Two Untitled Poems
By Simon Perchik


You water this box
the way flowers take up the slack
are circling down to reach the corners

who have lost everything, torn
from the rot all wood scrapes against
so you can hear over and over

how dirt is fed, half with grieving faces
half from wanderlust and the need
to walk — you know all about

how step by step a certain river
is poured back, closes in, taking along
the small sea once inside your legs

and now as arms and the wet grass
trembling slowly around your kisses
— you water and why not cover the dead

with shipwrecks, flood this floor
and the flowers one by one
carry it off, down to the bone.


You can’t hear it, the splash
still weak from the cold
though between your hands

an emptiness shows through
as snow, no longer struggling
lets it watch over you — a sky

could help you now
cover your grave with a mist
and this endless digging

not yet a flower for a stone
that lies down inside
scattered and you are here.

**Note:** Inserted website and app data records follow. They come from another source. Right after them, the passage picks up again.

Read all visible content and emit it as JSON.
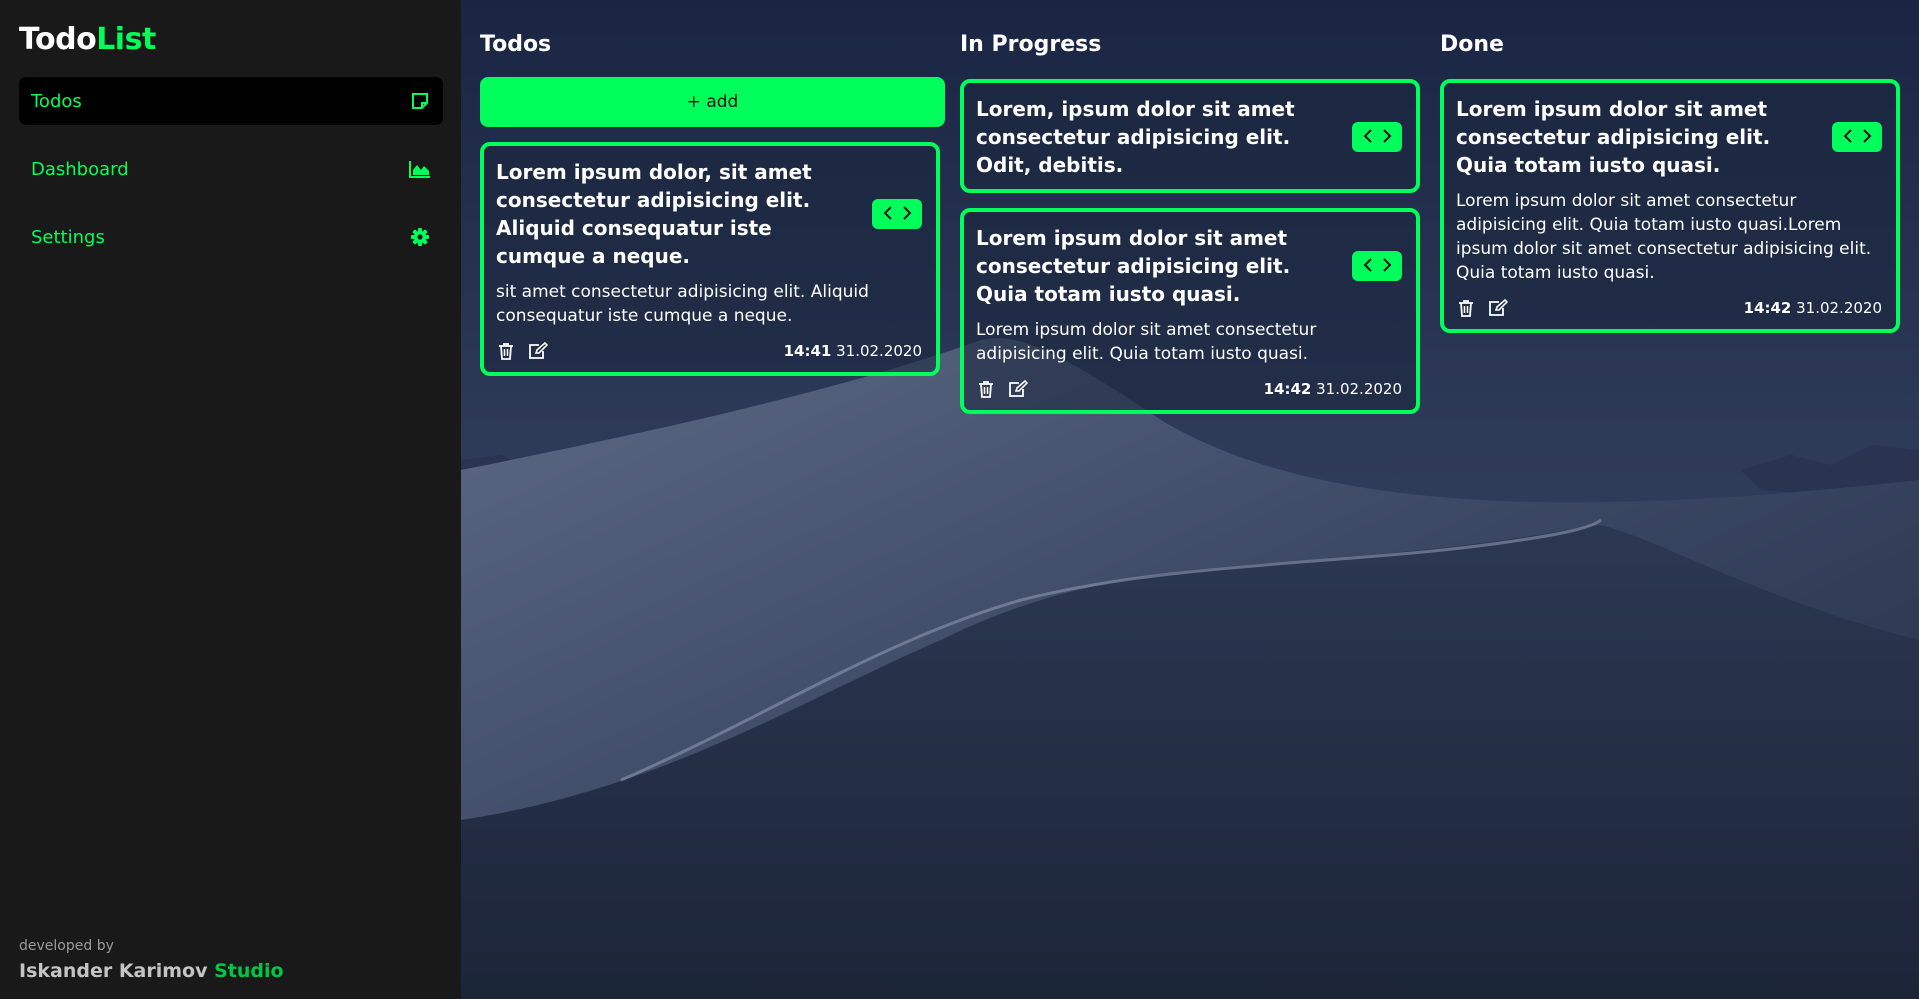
{
  "brand": {
    "part1": "Todo",
    "part2": "List"
  },
  "nav": [
    {
      "label": "Todos",
      "icon": "sticky-note-icon",
      "active": true
    },
    {
      "label": "Dashboard",
      "icon": "area-chart-icon",
      "active": false
    },
    {
      "label": "Settings",
      "icon": "gear-icon",
      "active": false
    }
  ],
  "footer": {
    "developed_by": "developed by",
    "author": "Iskander Karimov",
    "studio": "Studio"
  },
  "colors": {
    "accent": "#00ff5a",
    "sidebar": "#191919",
    "active_nav": "#000000"
  },
  "columns": {
    "todos": {
      "title": "Todos",
      "add_label": "+ add",
      "cards": [
        {
          "title": "Lorem ipsum dolor, sit amet consectetur adipisicing elit. Aliquid consequatur iste cumque a neque.",
          "body": "sit amet consectetur adipisicing elit. Aliquid consequatur iste cumque a neque.",
          "time": "14:41",
          "date": "31.02.2020"
        }
      ]
    },
    "in_progress": {
      "title": "In Progress",
      "cards": [
        {
          "title": "Lorem, ipsum dolor sit amet consectetur adipisicing elit. Odit, debitis.",
          "body": "",
          "time": "",
          "date": ""
        },
        {
          "title": "Lorem ipsum dolor sit amet consectetur adipisicing elit. Quia totam iusto quasi.",
          "body": "Lorem ipsum dolor sit amet consectetur adipisicing elit. Quia totam iusto quasi.",
          "time": "14:42",
          "date": "31.02.2020"
        }
      ]
    },
    "done": {
      "title": "Done",
      "cards": [
        {
          "title": "Lorem ipsum dolor sit amet consectetur adipisicing elit. Quia totam iusto quasi.",
          "body": "Lorem ipsum dolor sit amet consectetur adipisicing elit. Quia totam iusto quasi.Lorem ipsum dolor sit amet consectetur adipisicing elit. Quia totam iusto quasi.",
          "time": "14:42",
          "date": "31.02.2020"
        }
      ]
    }
  }
}
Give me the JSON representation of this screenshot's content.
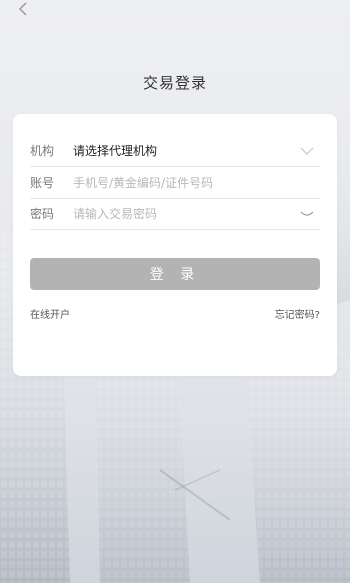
{
  "header": {
    "title": "交易登录"
  },
  "form": {
    "institution": {
      "label": "机构",
      "value": "请选择代理机构"
    },
    "account": {
      "label": "账号",
      "placeholder": "手机号/黄金编码/证件号码"
    },
    "password": {
      "label": "密码",
      "placeholder": "请输入交易密码"
    },
    "login_label": "登 录"
  },
  "links": {
    "open_account": "在线开户",
    "forgot_password": "忘记密码?"
  },
  "colors": {
    "login_button": "#b3b3b3",
    "card": "#ffffff"
  },
  "icons": {
    "back": "chevron-left-icon",
    "dropdown": "chevron-down-icon",
    "password_toggle": "eye-closed-icon"
  }
}
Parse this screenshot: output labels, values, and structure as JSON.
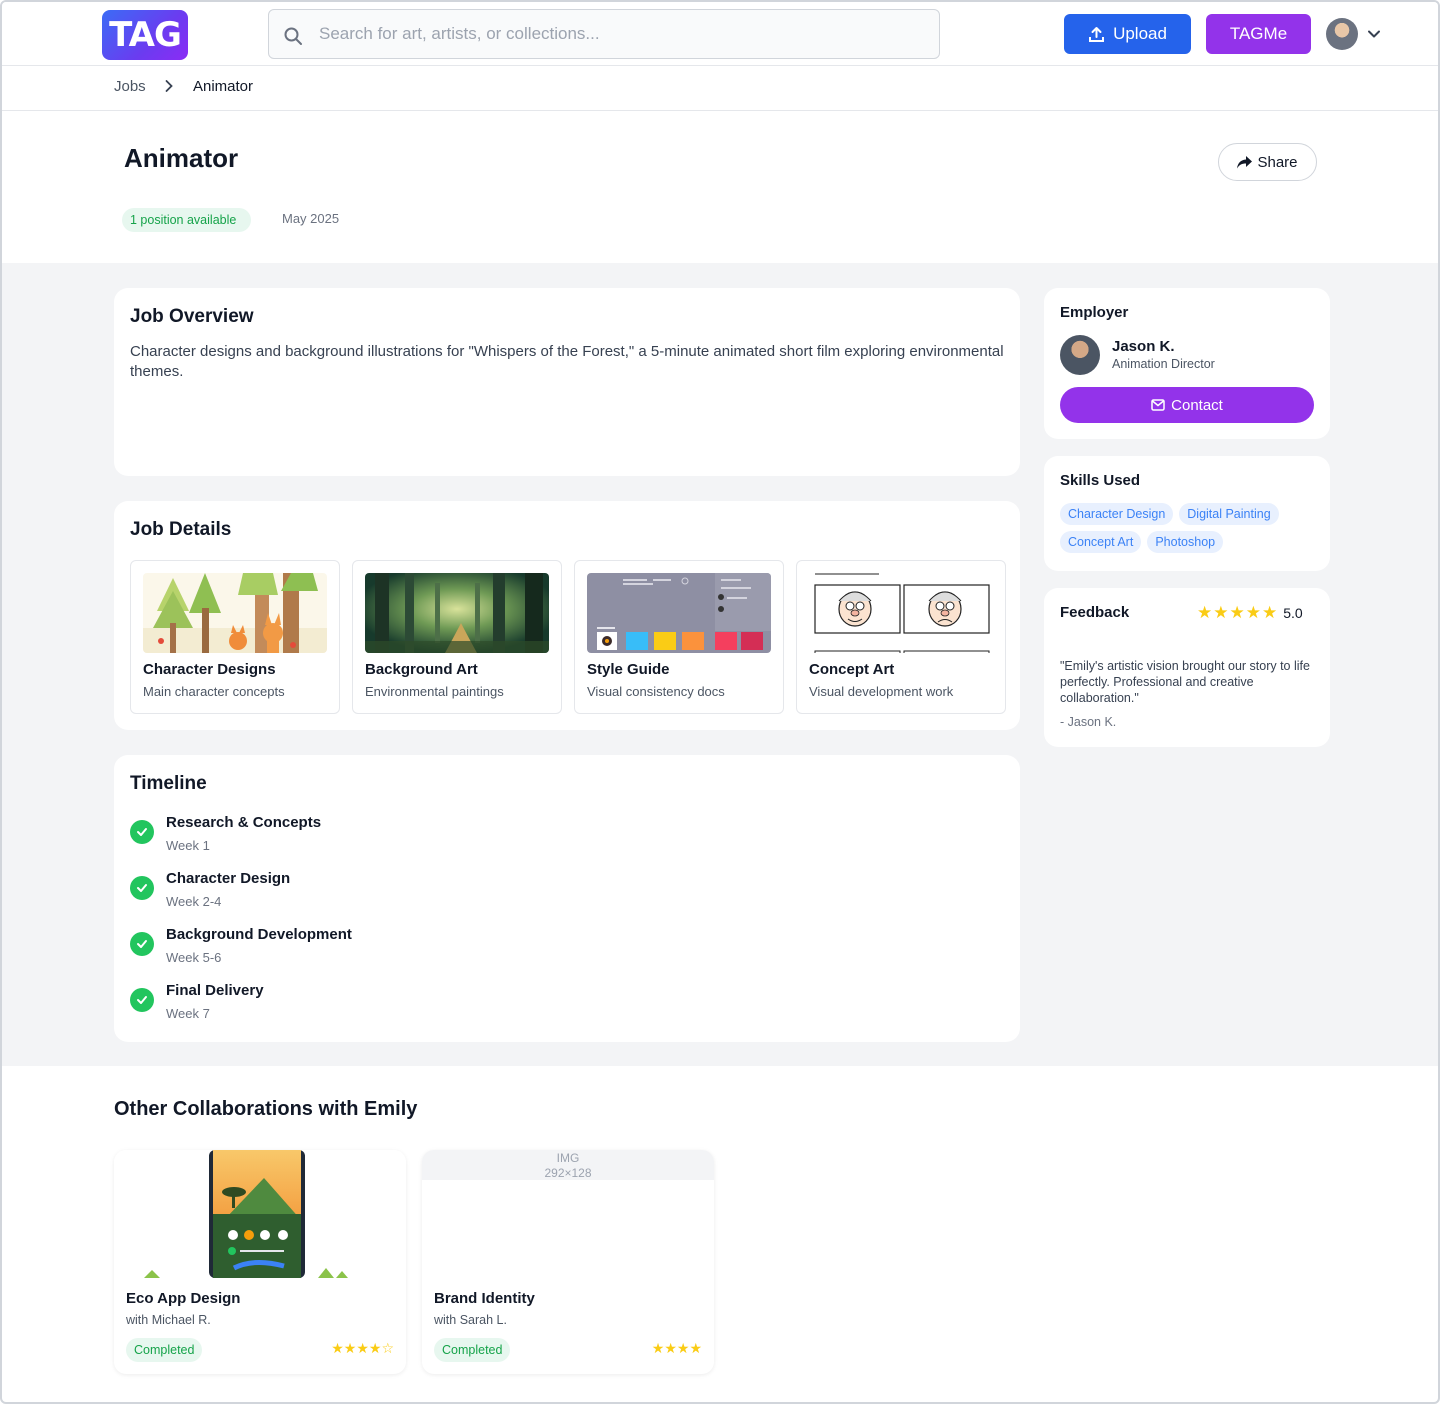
{
  "header": {
    "logo_text": "TAG",
    "search_placeholder": "Search for art, artists, or collections...",
    "upload_label": "Upload",
    "tagme_label": "TAGMe"
  },
  "breadcrumb": {
    "parent": "Jobs",
    "current": "Animator"
  },
  "job": {
    "title": "Animator",
    "share_label": "Share",
    "positions_badge": "1 position available",
    "date": "May 2025"
  },
  "overview": {
    "heading": "Job Overview",
    "text": "Character designs and background illustrations for \"Whispers of the Forest,\" a 5-minute animated short film exploring environmental themes."
  },
  "details": {
    "heading": "Job Details",
    "tiles": [
      {
        "name": "Character Designs",
        "desc": "Main character concepts"
      },
      {
        "name": "Background Art",
        "desc": "Environmental paintings"
      },
      {
        "name": "Style Guide",
        "desc": "Visual consistency docs"
      },
      {
        "name": "Concept Art",
        "desc": "Visual development work"
      }
    ]
  },
  "timeline": {
    "heading": "Timeline",
    "items": [
      {
        "name": "Research & Concepts",
        "week": "Week 1"
      },
      {
        "name": "Character Design",
        "week": "Week 2-4"
      },
      {
        "name": "Background Development",
        "week": "Week 5-6"
      },
      {
        "name": "Final Delivery",
        "week": "Week 7"
      }
    ]
  },
  "employer": {
    "heading": "Employer",
    "name": "Jason K.",
    "role": "Animation Director",
    "contact_label": "Contact"
  },
  "skills": {
    "heading": "Skills Used",
    "items": [
      "Character Design",
      "Digital Painting",
      "Concept Art",
      "Photoshop"
    ]
  },
  "feedback": {
    "heading": "Feedback",
    "rating": "5.0",
    "stars": 5,
    "quote": "\"Emily's artistic vision brought our story to life perfectly. Professional and creative collaboration.\"",
    "author": "- Jason K."
  },
  "collaborations": {
    "heading": "Other Collaborations with Emily",
    "items": [
      {
        "name": "Eco App Design",
        "with": "with Michael R.",
        "status": "Completed",
        "stars": 4,
        "max_stars": 5,
        "stars_text": "★★★★☆"
      },
      {
        "name": "Brand Identity",
        "with": "with Sarah L.",
        "status": "Completed",
        "stars": 4,
        "max_stars": 4,
        "stars_text": "★★★★",
        "image_placeholder": "IMG",
        "image_placeholder_size": "292×128"
      }
    ]
  },
  "colors": {
    "primary_blue": "#2563eb",
    "purple": "#9333ea",
    "success_green": "#22c55e",
    "star_yellow": "#facc15",
    "chip_blue": "#3b82f6"
  }
}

Simon Perchik’s poems have appeared in Partisan Review, The Nation, The New Yorker and elsewhere. His most recent book is Almost Rain, from River Otter Press.